Where are all the nasty, personal, negative TV spots?
John Kerry is fond of saying “I led the fight” on a lot of things. But reporters who cover Congress often gave others credit for the leading roles in some of those fights — with scant mention of Kerry.
The President holds out the prospect of major cost savings if Congress will pass a law limiting what injured patients can collect in lawsuits.
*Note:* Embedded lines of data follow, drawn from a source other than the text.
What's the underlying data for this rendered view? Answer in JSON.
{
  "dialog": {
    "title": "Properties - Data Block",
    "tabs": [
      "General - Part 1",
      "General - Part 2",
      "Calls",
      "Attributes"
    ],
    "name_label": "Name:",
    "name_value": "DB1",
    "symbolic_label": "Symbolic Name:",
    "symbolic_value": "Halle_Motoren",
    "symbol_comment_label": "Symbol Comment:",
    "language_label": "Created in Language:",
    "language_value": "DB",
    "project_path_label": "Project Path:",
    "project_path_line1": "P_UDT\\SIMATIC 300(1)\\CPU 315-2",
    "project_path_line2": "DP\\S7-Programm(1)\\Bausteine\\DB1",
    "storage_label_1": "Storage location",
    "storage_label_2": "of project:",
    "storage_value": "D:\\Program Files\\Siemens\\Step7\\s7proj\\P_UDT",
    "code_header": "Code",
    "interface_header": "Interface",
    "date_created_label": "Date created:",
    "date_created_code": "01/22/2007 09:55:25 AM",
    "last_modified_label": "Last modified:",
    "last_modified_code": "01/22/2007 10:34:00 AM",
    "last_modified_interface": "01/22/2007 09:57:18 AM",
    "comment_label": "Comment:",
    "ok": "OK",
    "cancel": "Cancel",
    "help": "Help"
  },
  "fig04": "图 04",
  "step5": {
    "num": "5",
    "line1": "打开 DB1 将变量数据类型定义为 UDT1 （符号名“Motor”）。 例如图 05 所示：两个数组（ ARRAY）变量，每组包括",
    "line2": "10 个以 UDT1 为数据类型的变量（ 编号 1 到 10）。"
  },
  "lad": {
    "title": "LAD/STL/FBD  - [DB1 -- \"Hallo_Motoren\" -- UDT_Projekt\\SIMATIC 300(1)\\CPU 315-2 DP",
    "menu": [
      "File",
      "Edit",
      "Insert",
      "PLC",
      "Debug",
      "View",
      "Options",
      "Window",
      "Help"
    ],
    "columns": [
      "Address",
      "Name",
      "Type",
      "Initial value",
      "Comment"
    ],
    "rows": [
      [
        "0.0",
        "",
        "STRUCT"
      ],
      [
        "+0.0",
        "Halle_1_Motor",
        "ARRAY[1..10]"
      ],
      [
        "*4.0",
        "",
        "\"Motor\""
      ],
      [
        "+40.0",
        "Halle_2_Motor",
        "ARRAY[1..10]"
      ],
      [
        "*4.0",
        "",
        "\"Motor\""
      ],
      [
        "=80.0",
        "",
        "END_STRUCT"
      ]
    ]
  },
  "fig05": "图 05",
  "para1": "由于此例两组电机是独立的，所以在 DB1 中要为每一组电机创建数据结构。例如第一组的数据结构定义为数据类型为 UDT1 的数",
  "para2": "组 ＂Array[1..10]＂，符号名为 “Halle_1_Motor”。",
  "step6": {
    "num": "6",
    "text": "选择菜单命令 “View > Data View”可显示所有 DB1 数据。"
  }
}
But both the General Accounting Office and the Congressional Budget Office suggest savings – if any – would be relatively small.
Michael Moore, the populist author and movie and TV producer, called Bush a “deserter.” The fact is Bush was honorably discharged without ever being officially accused of desertion or being away without official leave.
Republican National Committee chairman Ed Gillespie has been saying retired Gen. Wesley Clark was really for war in Iraq — but the record doesn’t bear that out.
President Bush accentuated the positive in his annual State of the Union Address to Congress Jan. 20 – leaving out some pertinent but negative facts.
Tough attack twists Dean’s words about Medicare.
He registered as an independent, says he voted for Nixon and Reagan, then for Clinton and Gore, later praised Bush but now criticizes him.
An ad running heavily in Iowa says meatpackers replaced Iowans with thousands of foreign workers and then cut wages “almost in half.” That claim is true, according to academics who studied the Iowa meatpacking industry. But the same academics disagree with the ad’s anti-immigration message and one called it “borderline racist.”
A liberal group’s ad gets a couple facts right, but leaves out the good stuff.